Deferral of the payment of mark-to-market tax.  You can make an irrevocable election to defer the payment of the mark-to-market tax imposed on the deemed sale of property. If you make this election, the following rules apply.
  1. You make the election on a property-by-property basis.

  2. The deferred tax on a particular property is due on the return for the tax year in which you dispose of the property.

  3. Interest is charged for the period the tax is deferred.

  4. The due date for the payment of the deferred tax cannot be extended beyond the earlier of the following dates.

    1. The due date of the return required for the year of death.

    2. The time that the security provided for the property fails to be adequate. See item (6) below.

  5. You make the election in Part IV, Section C.

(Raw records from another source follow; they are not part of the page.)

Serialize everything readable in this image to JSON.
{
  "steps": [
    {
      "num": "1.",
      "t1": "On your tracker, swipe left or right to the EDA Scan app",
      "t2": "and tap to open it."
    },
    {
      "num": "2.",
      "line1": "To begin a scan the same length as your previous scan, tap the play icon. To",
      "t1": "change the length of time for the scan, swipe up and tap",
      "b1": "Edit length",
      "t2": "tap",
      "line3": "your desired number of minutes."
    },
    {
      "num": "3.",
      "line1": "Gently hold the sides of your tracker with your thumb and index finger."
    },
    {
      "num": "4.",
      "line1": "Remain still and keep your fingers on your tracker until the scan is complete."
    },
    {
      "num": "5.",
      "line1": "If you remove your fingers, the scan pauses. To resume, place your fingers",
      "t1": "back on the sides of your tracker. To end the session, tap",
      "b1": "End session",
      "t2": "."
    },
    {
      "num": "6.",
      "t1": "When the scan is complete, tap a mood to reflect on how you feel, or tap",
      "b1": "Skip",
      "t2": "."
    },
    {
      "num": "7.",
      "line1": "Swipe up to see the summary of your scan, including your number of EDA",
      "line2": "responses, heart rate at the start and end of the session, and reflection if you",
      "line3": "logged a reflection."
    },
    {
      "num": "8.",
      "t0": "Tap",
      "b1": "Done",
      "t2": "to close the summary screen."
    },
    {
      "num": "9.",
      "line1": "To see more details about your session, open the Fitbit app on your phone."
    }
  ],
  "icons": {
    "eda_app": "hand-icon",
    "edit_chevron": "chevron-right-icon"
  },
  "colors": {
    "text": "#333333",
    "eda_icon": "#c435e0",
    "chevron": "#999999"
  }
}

  6. You must provide adequate security (such as a bond).

  7. You must make an irrevocable waiver of any right under any treaty of the United States that would preclude assessment or collection of any tax imposed by section 877A.

When To File

If you expatriated after June 16, 2008, attach Form 8854 to your income tax return (Form 1040 or Form 1040NR) for the year that includes your expatriation date, and file your return by the due date of your tax return (including extensions). Also send a copy of your Form 8854 to the address in Where To File next. If you are not required to file Form 1040NR or Form 1040, send your Form 8854 to the address in Where To File next by the date your Form 1040NR (or Form 1040) would have been due (including extensions) if you had been required to file. (See Resident Alien or Nonresident Alien in the Instructions for Form 1040NR.)

Note.

If you elected to defer the payment of any tax due (see Section C—Deferral of Tax, later), you must file Form 8854 annually for each year up to and including the year in which the full amount of deferred tax and interest is paid. For each year that you are required to file a Form 1040NR (or Form 1040), attach your annual Form 8854 to your Form 1040NR (or Form 1040) and send a copy to the address under Where To File below. For each year that you are not required to file Form 1040NR (or Form 1040), send your Form 8854 to the address in Where To File below by the date your Form 1040NR (or Form 1040) would have been due (including extensions) if you had been required to file a Form 1040NR (or Form 1040).

Where To File

Send your Form 8854 (or a copy of your Form 8854 if you are required to attach the original to a Form 1040NR or a Form 1040) to this address.

Department of the Treasury 
Internal Revenue Service 
Philadelphia, PA 19255-0549